For the most part evidence at the Leveson Inquiry has made The Guardian’s investigation into phone-hacking seem more impressive, if anything, than it first appeared.
For one thing it is clear that lead reporter on the story Nick Davies cultivated a huge variety of sources to stand up various elements of the story.
But it has also exposed some chinks in The Guardian, and (I very humbly suggest) in Davies’ journalistic armour. Namely, the reluctance to insert the usual caveats when making serious allegations in news stories.
Davies was clearly convinced that the News of the World did delete Milly Dowler’s voicemails in the days after she went missing.
In July, all parties agreed that it was the News of the World. We had that confirmed directly or indirectly from Scotland Yard, Surrey police, the Dowler family, and even by Mulcaire who apologised for what he had done.
In the last four weeks the Met officers have approached Surrey police and taken formal statements from some of those involved in the original inquiry, who were concerned about how News of the World journalists intercepted – and deleted – the voicemail messages of Milly Dowler.
The messages were deleted by journalists in the first few days after Milly’s disappearance in order to free up space for more messages. As a result friends and relatives of Milly concluded wrongly that she might still be alive. Police feared evidence may have been destroyed.
It is understood that while News of the World reporters probably were responsible for deleting some of the missing girl’s messages, police have concluded that they were not responsible for the particular deletion which caused her family to have false hope that she was alive.
Detectives told Milly’s parents in April that the paper’s journalists had intercepted and deleted messages on the murdered teenager’s phone. Evidence has now revealed that Milly’s phone would automatically delete messages 72 hours after being listened to.
Yesterday, the picture cleared a little further when the Met Police’s QC Neil Garnham gave further evidence to the Leveson Inquiry on this point.
He revealed that the “false hope” moment, when Mrs Dowler called Milly’s phone to find space had been freed up on her voicemail box came three days after the teenager’s disappearance – not two or three weeks, as the Dowlers had previously recalled.

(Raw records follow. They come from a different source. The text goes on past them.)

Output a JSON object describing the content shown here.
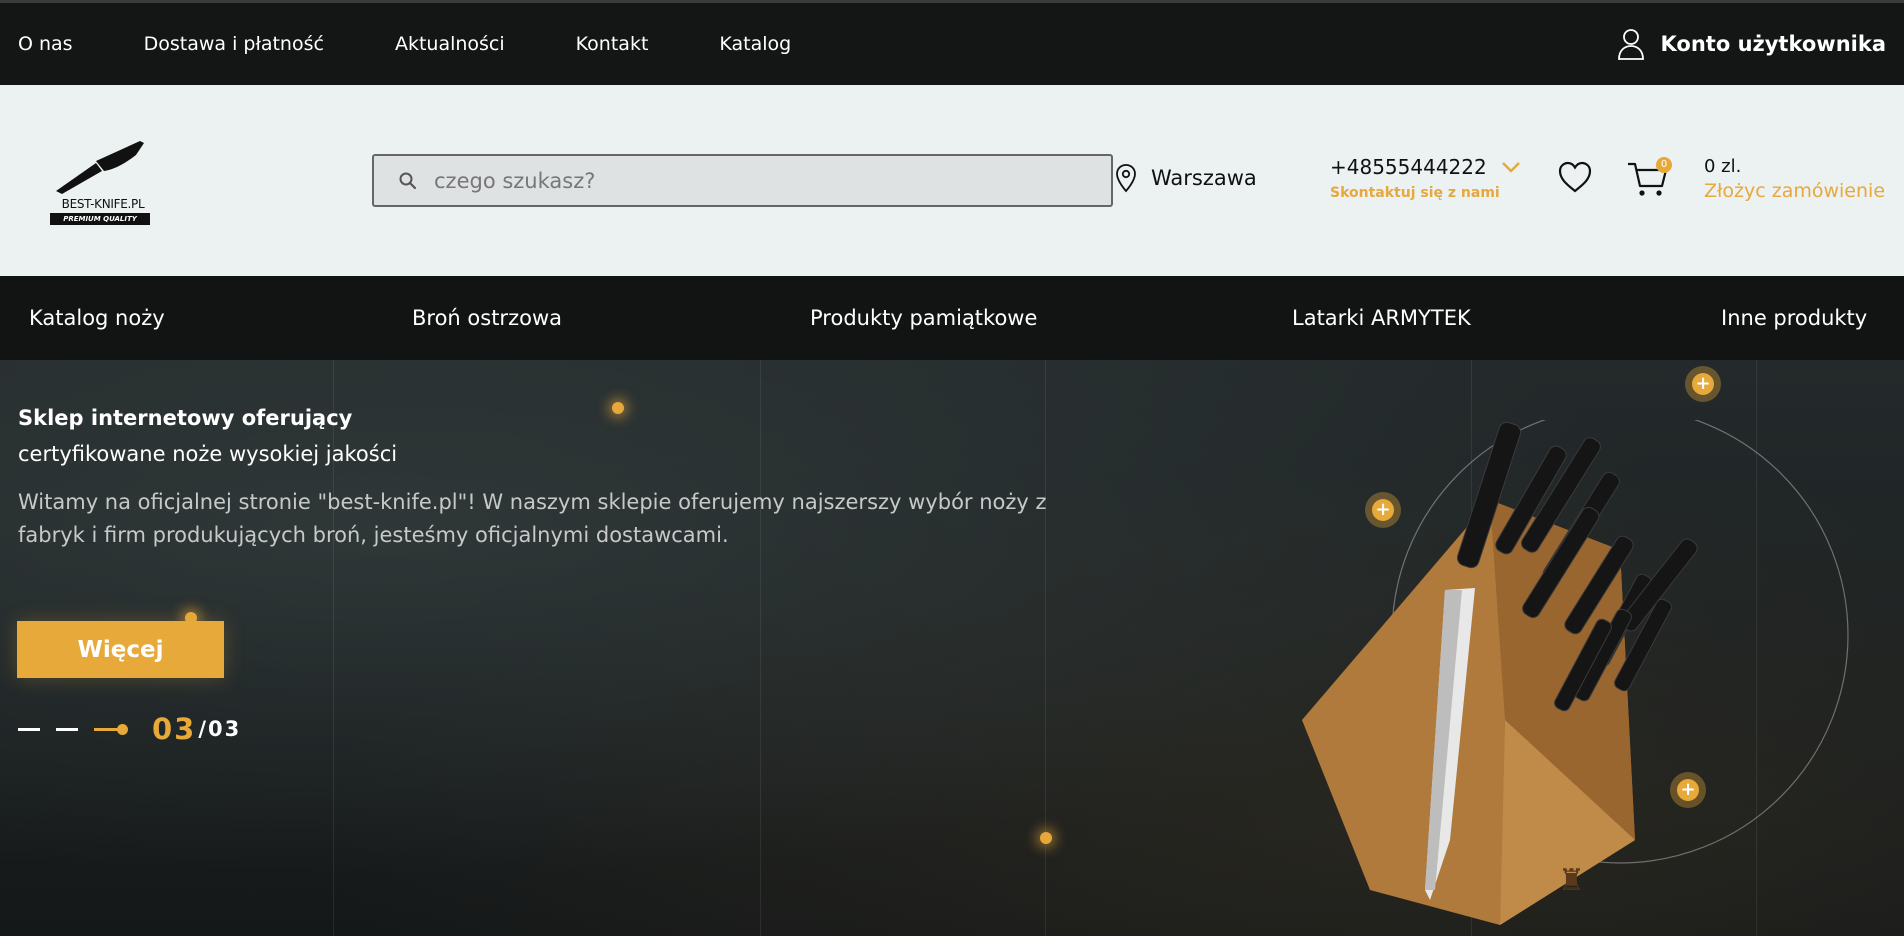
{
  "topnav": {
    "items": [
      "O nas",
      "Dostawa i płatność",
      "Aktualności",
      "Kontakt",
      "Katalog"
    ],
    "account_label": "Konto użytkownika"
  },
  "header": {
    "logo_text": "BEST-KNIFE.PL",
    "logo_tagline": "PREMIUM QUALITY",
    "search_placeholder": "czego szukasz?",
    "city": "Warszawa",
    "phone": "+48555444222",
    "contact_label": "Skontaktuj się z nami",
    "cart_count": "0",
    "cart_sum": "0 zl.",
    "order_label": "Złożyc zamówienie"
  },
  "categories": [
    "Katalog noży",
    "Broń ostrzowa",
    "Produkty pamiątkowe",
    "Latarki ARMYTEK",
    "Inne produkty"
  ],
  "hero": {
    "title": "Sklep internetowy oferujący",
    "subtitle": "certyfikowane noże wysokiej jakości",
    "description": "Witamy na oficjalnej stronie \"best-knife.pl\"! W naszym sklepie oferujemy najszerszy wybór noży z fabryk i firm produkujących broń, jesteśmy oficjalnymi dostawcami.",
    "button_label": "Więcej",
    "slide_current": "03",
    "slide_total": "/03"
  },
  "colors": {
    "accent": "#e6a93a",
    "dark": "#141515",
    "header_bg": "#ecf1f1"
  }
}
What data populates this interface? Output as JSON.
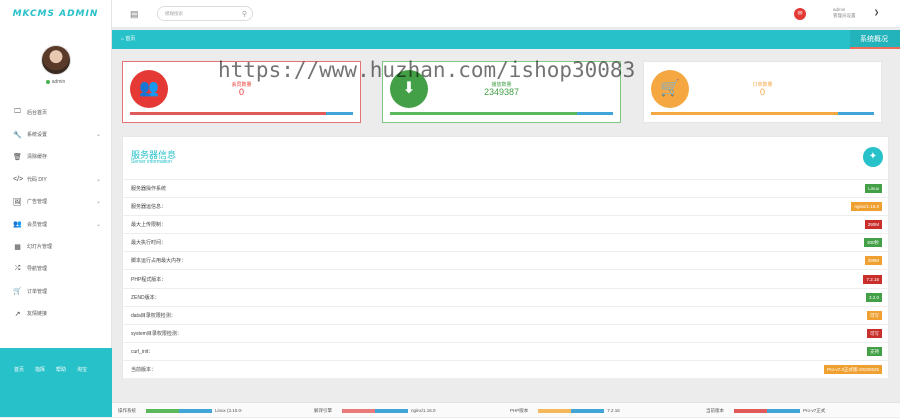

Davies made this point himself yesterday afternoon in a further story which sought to clarify matters (published just before Garnham’s testimony).
Garnham further stated that Mulcaire hadn’t at this point been commissioned by the NoW on the Dowler story, so probably couldn’t have accessed or deleted any voicemail messages. He also said that he did not believe anyone else working for the News of the World was responsible for accessing Milly’s voicemails at that first 72-hour period.
He said that the Met believes that the deletions were an automatic feature of the phone-company, which deleted read messages after 72 hours. Although it was worth noting that counsel for the victims David Sherborne later said he had seen evidence which suggested a News of the world journalist could still have been responsible for the deletions.
Garnham also denied the suggestion that the police had told the Dowlers that News of the World journalists deleted Milly’s voicemails:
“Some of the press reports suggest the MPS told Mrs Dowler News of the World journalists had deleted Milly Dowler’s voicemails. I can see from MPS records that the MPS did not tell the Dowlers that voicemails have been deleted for the simple reason that they did not know of any such allegations.”
He said that shortly before the Levi Bellfield trial – which took place in June this year – the Dowlers were told that Glenn Mulcaire had hacked Milly’s phone. And he said that it was at this point Mrs Dowler – now wrongly it seems – made the connection with the “false hope” moment, and concluded that Mulcaire (or someone else working for the NoW) was responsible for message deletions in the days after Milly’s disappearance.
Would the News of the World still have closed without the “false hope” allegation being wrongly reported? In my view yes. The paper still hacked the phone of a murdered schoolgirl and since then many other damaging revelations have come to light.
The Guardian really is a paragon of journalistic virtue in most ways. But this latest twist in the hacking affair shows that even they can learn a thing or two on the “culture, practice and ethics” from the Leveson Inquiry.
Last month the Guardian wrongly stated that The Sun had sent a reporter to doorstep a Leveson Inquiry laywer.
And in July it stated in a story about Gordon Brown that “details from his infant son’s medical records were obtained by the Sun, who published a story about the child’s serious illness”.
Both these stories prompted apologies partly because the Guardian made damaging allegations as statements of fact – rather than attributing them to ‘sources’ or inserting some other caveats.